The answers of professor Harold Bernstein’s are as follows:
1. What is your scientific background and how did you get immersed into stem cell research? What was the motivation behind that?
I trained in human genetics, receiving a Ph.D. Toward the end of my graduate studies, I realized that I wanted to know more about human biology, and so I entered medical school, and subsequently received an M.D. I have always been interested in the regulation of cell proliferation versus differentiation, since that is a key decision point in the formation of many mammalian tissues. Especially in some organs, such as brain, muscle and heart, the paradigm has been that once the decision to differentiate has been made, there is no turning back, hence, “terminal differentiation.” Stem cells seemed like the most likely model system in which to pursue our questions, and the advent of human ES cell technology has provided an unprecedented opportunity to examine human tissue development.
2. Who were your masters and supervisors?
Leonard Nash and Jeremy Knowles, Harvard University, Cambridge, MA
Robert Desnick, Mount Sinai School of Medicine, NY
Shaun Coughlin, UCSF, CA
3. What are the current research projects in your lab?
Hopefully, our website answers this: 1) characterization and manipulation of myogenic precursor cells; 2) mechanisms of cell cycle withdrawal during differentiation; 3) the role of cell cycle machinery in post-mitotic cellular responses; and, 4) CDC5-mediated control of cell division.
4. What are the crucial methods do you use?
Human ES cell culture, Mouse tissue stem cell culture, in vitro differentiation, transgenic modeling, in vivo tissue remodeling
5. What is the financial background of the lab, what grants are behind?
NHLBI, American Heart Association (but not for the human ES cell work), the Pollin Foundation, the California Institute for Regeneration Medicine (we just received one of their first Comprehensive Research Grants for $2.3 million) (Sources of support)
6. How functional is your lab homepage and how regularly is it updated?
I like to think it’s quite functional. We update it fairly regularly, especially with new personnel and publications.
7. What is the most important problem of recent stem cell biology?
Trying to figure out the relative contributions of inherent genetic programming and the tissue environment in directing stem cell fate.

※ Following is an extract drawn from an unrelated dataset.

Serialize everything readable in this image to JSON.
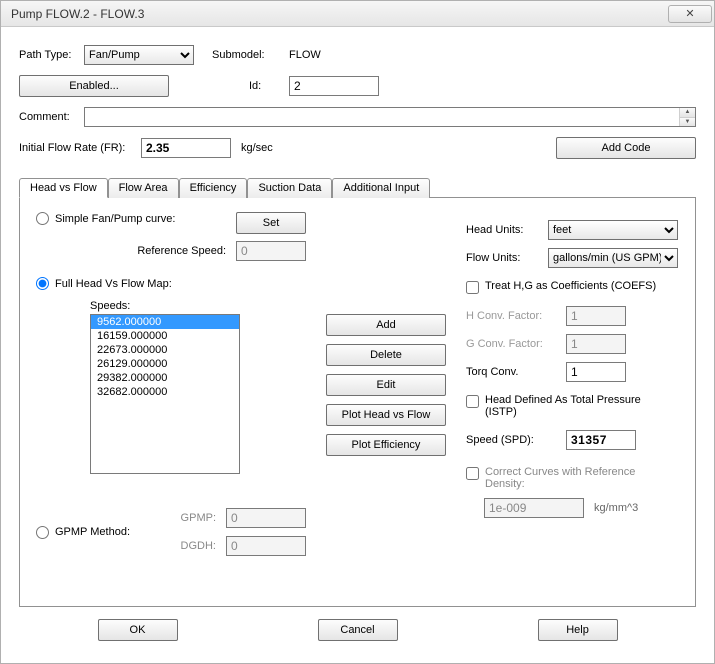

8. What is the decisive mechanism behind stem cell’s remarkable regenerative potential? Differentiation, fusion, paracrine factors…How tissue dependent it is?
That remains to be seen.
9. How would you define the endogenous regenerative potential of a tissue/organ, say skeletal muscle?
Skeletal muscle has some capacity for repair, through resident precursor cells, i.e., satellite cells. There is much debate about whether cardiac muscle has a similar stem cell reservoir. Some investigators believe this “stem cell niche” is functional, while others believe it represents a vestige of development. The fact that patients who suffer a heart attack do not recover significant organ function argues for the latter, while the presence of ongoing, low-level apoptosis among cardiac myocytes, as seen in some studies, suggests there may be a mechanism that supports new myocyte formation.
10. In which medical sectors will stem cell therapie likely to be disruptive treatments in the next decade…knee implants, sports medicine, heart muscle….?
I like to think that what we learn about cardiac myocyte differentiation both in vitro and in vivo will result in cell-based therapies for myocardial insufficiency (i.e., heart failure) over the next decade. That’s why we’re doing what we do.